**Task**. Pull every line containing "value" from the listing.

**Data for processing**.
+ + + + +

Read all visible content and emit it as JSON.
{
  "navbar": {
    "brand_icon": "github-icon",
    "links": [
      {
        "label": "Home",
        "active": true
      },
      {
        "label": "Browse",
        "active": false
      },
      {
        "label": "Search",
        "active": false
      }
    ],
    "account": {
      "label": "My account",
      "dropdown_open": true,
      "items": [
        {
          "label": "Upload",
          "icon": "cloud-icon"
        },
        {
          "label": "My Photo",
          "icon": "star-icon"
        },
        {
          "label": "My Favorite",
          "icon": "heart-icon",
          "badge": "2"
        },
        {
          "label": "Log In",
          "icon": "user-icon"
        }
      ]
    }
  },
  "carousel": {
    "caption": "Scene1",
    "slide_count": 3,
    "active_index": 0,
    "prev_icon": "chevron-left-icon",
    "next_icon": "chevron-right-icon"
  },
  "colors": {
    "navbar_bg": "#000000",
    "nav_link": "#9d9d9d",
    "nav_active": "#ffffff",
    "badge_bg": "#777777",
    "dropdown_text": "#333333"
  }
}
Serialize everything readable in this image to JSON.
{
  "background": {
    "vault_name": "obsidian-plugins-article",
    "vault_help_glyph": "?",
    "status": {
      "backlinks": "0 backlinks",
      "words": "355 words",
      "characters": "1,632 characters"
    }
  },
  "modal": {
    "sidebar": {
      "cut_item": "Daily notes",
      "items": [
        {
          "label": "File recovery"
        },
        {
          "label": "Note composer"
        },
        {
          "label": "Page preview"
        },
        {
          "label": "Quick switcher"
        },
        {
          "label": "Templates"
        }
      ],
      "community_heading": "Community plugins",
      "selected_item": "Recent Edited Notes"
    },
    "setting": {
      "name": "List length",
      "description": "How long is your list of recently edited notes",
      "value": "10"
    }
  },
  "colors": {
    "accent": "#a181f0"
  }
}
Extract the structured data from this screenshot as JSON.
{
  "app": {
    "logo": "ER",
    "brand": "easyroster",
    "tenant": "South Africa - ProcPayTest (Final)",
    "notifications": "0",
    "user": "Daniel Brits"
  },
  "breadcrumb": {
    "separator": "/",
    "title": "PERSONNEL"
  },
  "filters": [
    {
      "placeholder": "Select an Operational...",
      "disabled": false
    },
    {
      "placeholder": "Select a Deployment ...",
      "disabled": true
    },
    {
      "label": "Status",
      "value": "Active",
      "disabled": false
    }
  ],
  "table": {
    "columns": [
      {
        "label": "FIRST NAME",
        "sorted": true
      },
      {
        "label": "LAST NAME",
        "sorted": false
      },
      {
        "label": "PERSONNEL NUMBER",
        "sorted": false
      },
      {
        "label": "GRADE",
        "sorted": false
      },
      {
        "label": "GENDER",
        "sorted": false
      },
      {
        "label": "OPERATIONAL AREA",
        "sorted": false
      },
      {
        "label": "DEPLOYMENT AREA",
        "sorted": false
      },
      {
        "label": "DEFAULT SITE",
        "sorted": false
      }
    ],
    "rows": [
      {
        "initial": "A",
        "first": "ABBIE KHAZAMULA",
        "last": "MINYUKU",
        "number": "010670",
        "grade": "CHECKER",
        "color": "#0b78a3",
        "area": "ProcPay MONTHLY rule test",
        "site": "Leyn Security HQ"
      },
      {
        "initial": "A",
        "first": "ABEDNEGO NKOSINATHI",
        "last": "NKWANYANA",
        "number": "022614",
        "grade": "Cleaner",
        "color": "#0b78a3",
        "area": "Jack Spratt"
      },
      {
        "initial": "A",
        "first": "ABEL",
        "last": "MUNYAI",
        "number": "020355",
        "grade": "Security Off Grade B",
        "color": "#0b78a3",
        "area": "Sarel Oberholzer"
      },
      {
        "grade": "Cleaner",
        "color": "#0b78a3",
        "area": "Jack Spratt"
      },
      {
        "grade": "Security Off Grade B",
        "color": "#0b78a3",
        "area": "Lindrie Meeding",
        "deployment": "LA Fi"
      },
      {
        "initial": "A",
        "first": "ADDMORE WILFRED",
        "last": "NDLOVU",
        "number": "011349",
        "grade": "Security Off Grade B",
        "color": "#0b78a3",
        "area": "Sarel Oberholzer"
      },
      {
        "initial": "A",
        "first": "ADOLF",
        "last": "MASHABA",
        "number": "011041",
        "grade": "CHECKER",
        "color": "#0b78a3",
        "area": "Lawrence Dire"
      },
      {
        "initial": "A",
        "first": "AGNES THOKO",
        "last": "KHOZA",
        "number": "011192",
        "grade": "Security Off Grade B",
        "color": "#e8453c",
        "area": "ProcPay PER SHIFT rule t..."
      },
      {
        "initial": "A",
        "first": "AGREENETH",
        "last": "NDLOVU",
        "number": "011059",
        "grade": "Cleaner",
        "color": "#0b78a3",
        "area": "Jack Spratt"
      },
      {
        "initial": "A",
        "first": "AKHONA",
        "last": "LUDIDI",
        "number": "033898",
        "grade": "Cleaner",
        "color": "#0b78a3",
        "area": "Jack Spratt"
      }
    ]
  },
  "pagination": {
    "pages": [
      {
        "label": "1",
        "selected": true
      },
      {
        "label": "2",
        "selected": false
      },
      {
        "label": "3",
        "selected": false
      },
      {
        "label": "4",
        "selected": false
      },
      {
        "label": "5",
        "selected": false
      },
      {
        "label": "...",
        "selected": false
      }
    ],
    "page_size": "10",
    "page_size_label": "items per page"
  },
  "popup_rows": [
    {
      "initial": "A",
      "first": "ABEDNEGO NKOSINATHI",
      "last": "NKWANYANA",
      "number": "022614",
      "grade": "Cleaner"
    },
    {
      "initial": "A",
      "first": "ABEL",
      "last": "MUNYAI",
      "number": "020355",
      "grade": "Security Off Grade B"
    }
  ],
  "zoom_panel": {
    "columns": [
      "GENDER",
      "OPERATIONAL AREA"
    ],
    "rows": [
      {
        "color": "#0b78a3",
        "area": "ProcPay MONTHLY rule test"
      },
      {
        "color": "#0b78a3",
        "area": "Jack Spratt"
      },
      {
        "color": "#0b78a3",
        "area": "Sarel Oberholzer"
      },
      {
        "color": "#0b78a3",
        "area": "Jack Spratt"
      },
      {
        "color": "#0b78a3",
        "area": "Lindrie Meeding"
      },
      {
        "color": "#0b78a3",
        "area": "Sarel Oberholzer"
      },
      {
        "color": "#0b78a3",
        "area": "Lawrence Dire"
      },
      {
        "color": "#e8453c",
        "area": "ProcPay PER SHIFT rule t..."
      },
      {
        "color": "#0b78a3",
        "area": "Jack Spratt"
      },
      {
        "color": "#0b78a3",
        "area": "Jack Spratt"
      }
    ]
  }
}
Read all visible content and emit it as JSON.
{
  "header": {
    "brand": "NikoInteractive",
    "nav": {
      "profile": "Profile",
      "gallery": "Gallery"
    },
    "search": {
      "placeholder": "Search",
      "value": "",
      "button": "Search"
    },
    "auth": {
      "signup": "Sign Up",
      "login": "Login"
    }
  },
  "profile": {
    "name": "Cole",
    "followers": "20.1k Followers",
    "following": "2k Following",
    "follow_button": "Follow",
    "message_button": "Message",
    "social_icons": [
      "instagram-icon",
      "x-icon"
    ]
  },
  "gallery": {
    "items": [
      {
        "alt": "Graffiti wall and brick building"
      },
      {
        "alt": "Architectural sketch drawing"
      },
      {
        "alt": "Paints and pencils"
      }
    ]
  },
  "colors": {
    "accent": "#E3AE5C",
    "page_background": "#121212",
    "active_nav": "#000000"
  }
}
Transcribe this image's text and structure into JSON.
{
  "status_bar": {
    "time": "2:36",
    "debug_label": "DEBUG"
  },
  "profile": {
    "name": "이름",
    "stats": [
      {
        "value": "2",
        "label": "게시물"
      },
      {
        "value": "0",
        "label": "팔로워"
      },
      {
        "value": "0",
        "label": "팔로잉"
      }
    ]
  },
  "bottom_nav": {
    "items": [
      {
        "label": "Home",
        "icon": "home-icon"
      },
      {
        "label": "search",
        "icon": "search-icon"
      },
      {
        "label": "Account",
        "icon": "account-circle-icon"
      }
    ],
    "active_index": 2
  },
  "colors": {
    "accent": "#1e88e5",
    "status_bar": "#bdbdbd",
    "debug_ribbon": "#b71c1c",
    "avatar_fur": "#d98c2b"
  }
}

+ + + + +

**Response**.
      "value": "10"
      "value": "Active",
      "value": "",
        "value": "2",
        "value": "0",
        "value": "0",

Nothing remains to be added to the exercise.